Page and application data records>
== == ==

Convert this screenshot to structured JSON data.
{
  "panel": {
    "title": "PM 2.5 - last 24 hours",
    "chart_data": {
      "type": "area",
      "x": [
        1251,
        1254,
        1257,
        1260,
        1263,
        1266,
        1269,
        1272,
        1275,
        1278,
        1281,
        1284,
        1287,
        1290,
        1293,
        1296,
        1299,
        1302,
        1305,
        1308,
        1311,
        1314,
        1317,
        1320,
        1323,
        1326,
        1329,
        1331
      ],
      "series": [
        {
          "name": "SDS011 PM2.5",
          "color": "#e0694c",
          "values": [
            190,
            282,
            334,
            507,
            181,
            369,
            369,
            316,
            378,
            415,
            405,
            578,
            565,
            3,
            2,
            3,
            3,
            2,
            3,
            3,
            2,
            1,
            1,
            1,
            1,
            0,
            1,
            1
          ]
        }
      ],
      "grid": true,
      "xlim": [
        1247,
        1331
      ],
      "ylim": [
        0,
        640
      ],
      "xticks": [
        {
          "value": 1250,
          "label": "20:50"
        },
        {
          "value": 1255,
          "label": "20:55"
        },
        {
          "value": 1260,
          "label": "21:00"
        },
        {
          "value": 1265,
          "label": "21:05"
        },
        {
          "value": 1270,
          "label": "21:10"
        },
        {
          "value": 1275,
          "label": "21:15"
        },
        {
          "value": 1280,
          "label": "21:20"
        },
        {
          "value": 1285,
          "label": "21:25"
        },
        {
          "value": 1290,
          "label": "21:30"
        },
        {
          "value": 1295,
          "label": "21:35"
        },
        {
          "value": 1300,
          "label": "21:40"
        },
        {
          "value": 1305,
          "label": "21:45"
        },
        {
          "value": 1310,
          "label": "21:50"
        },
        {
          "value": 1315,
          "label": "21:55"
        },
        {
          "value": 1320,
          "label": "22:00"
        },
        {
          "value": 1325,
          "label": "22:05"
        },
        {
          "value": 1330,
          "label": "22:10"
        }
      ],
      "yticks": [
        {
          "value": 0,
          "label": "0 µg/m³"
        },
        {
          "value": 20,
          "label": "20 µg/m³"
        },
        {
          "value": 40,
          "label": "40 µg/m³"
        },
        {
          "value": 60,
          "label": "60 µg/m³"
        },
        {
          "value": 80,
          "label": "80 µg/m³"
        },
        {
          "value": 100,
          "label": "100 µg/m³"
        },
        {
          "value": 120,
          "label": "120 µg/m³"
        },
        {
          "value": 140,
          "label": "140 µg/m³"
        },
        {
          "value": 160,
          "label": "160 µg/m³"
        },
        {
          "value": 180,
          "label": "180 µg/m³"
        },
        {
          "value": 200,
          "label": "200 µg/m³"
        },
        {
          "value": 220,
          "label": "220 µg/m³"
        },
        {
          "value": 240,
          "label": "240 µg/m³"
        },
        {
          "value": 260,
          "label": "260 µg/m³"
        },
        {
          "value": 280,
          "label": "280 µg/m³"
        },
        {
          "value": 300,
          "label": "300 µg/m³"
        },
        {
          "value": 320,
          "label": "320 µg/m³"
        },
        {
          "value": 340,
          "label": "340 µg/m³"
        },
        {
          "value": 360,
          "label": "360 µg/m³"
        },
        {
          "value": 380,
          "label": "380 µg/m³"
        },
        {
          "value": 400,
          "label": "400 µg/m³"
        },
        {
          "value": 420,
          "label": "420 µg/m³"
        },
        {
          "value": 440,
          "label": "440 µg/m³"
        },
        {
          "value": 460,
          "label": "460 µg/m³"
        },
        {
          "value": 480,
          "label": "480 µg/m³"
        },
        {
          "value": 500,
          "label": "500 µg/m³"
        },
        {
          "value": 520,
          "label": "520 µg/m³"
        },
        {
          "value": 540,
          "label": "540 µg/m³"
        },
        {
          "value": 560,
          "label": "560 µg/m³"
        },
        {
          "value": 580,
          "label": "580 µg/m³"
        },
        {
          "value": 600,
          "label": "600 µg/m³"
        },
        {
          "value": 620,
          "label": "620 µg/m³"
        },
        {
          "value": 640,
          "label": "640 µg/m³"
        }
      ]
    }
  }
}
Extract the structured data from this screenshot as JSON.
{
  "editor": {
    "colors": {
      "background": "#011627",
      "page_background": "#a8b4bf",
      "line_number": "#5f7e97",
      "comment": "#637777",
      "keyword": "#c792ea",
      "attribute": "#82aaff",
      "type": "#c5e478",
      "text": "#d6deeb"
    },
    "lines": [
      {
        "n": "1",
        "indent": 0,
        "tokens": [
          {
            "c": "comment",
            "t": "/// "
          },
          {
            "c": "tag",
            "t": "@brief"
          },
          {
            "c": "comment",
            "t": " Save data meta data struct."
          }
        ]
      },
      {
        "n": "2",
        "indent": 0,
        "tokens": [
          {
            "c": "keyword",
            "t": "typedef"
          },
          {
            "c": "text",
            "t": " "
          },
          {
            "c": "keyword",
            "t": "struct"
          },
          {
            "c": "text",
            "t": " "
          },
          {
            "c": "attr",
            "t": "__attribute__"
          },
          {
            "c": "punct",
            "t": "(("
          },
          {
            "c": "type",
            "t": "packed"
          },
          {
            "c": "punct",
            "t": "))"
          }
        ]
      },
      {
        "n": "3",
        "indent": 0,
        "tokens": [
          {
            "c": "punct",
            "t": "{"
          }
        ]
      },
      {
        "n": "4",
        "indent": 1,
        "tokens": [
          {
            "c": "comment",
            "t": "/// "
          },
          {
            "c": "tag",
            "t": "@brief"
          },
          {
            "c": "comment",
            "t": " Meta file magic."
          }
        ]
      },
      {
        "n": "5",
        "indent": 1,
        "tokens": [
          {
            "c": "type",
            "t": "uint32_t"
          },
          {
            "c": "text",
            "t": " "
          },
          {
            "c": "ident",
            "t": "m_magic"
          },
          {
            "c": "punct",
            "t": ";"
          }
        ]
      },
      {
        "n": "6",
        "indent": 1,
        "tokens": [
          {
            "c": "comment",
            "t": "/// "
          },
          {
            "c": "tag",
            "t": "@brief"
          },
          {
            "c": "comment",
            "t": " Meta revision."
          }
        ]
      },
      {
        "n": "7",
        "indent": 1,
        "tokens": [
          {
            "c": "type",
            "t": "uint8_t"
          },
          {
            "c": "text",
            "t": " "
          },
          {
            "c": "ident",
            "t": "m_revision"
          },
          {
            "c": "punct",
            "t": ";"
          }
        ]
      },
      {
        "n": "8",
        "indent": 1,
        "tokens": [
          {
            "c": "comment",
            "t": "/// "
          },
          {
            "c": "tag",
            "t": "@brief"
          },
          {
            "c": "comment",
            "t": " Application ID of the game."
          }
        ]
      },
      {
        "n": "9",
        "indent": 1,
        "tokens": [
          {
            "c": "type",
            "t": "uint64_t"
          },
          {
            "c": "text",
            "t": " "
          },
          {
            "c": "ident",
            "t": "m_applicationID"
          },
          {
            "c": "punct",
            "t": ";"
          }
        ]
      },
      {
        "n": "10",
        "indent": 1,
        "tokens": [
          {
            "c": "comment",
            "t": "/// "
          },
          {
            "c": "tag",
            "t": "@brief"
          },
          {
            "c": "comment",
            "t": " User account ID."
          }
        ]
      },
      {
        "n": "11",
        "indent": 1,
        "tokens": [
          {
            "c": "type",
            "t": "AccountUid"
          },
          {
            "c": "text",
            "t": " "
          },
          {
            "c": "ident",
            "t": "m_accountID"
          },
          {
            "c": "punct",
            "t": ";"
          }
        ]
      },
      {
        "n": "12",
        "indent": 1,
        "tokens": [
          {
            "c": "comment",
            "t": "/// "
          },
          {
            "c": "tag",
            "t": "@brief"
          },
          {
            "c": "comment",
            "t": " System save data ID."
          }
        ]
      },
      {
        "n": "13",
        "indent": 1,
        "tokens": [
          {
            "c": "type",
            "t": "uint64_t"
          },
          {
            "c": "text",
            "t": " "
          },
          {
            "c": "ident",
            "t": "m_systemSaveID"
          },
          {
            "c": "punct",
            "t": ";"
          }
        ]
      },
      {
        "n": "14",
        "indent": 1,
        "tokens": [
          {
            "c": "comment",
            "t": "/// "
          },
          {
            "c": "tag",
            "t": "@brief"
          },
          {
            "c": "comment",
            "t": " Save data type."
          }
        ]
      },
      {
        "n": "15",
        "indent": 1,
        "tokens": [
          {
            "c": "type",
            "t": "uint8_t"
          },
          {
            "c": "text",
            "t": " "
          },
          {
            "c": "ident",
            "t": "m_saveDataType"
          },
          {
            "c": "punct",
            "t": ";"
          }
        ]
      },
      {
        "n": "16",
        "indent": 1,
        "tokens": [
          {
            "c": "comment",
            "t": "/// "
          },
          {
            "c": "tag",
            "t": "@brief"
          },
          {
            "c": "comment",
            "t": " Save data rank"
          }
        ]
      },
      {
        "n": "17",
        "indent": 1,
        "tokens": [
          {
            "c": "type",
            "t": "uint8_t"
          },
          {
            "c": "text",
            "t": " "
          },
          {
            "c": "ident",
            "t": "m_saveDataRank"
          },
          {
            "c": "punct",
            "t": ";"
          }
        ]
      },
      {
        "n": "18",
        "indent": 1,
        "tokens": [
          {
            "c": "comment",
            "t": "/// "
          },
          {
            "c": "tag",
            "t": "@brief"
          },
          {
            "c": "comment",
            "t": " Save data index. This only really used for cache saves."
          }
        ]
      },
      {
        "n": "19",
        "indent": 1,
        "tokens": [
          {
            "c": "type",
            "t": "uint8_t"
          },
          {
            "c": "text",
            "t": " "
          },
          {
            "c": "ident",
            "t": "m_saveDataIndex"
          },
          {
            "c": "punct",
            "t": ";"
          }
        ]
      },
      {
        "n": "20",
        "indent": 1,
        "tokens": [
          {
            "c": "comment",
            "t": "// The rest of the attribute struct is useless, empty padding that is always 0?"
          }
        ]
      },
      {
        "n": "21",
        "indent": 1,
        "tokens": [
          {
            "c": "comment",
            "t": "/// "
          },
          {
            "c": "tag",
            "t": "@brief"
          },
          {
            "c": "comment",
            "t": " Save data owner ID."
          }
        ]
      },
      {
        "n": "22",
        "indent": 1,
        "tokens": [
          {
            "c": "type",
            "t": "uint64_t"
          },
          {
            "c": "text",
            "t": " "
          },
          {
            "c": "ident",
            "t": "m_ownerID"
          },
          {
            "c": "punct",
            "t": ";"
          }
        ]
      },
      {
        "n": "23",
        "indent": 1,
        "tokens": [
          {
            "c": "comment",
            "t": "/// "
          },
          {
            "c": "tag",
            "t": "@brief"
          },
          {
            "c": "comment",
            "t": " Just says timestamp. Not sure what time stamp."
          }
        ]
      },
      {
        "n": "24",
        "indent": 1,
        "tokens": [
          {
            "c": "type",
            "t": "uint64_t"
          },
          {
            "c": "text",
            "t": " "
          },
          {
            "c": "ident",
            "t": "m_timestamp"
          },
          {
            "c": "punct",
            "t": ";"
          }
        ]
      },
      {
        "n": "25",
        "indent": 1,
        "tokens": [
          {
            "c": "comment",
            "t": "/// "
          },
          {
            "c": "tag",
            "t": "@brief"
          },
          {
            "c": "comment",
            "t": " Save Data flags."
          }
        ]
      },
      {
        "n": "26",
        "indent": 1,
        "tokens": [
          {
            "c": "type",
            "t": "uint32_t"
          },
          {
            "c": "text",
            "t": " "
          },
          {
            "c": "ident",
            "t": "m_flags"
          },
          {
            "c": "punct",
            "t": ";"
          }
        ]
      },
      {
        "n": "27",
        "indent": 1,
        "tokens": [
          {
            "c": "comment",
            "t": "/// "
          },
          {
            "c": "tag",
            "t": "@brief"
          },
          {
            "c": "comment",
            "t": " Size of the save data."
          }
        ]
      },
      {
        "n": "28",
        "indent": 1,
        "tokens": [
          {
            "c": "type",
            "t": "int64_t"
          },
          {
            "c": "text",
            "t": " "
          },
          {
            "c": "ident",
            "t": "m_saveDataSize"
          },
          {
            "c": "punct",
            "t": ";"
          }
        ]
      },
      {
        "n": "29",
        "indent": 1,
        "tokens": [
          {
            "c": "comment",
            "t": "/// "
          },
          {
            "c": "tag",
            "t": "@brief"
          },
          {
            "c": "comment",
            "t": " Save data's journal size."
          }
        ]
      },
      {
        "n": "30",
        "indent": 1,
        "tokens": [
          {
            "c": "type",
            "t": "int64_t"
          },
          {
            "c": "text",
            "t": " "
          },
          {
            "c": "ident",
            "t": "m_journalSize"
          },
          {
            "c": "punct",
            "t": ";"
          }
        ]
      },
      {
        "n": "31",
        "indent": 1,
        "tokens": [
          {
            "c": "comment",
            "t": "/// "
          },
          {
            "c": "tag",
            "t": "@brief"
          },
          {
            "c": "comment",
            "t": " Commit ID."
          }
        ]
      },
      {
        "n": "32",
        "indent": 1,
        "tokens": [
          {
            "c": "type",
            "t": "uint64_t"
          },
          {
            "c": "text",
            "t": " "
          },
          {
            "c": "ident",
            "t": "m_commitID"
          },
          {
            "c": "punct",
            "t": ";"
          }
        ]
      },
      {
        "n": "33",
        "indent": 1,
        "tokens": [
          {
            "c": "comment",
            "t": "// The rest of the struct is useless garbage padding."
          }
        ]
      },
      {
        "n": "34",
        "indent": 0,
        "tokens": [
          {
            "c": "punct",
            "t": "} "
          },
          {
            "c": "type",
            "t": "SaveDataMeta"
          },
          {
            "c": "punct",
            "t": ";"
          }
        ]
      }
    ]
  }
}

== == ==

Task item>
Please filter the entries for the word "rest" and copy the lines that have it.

Answer to the problem>
            "t": "// The rest of the attribute struct is useless, empty padding that is always 0?"
            "t": "// The rest of the struct is useless garbage padding."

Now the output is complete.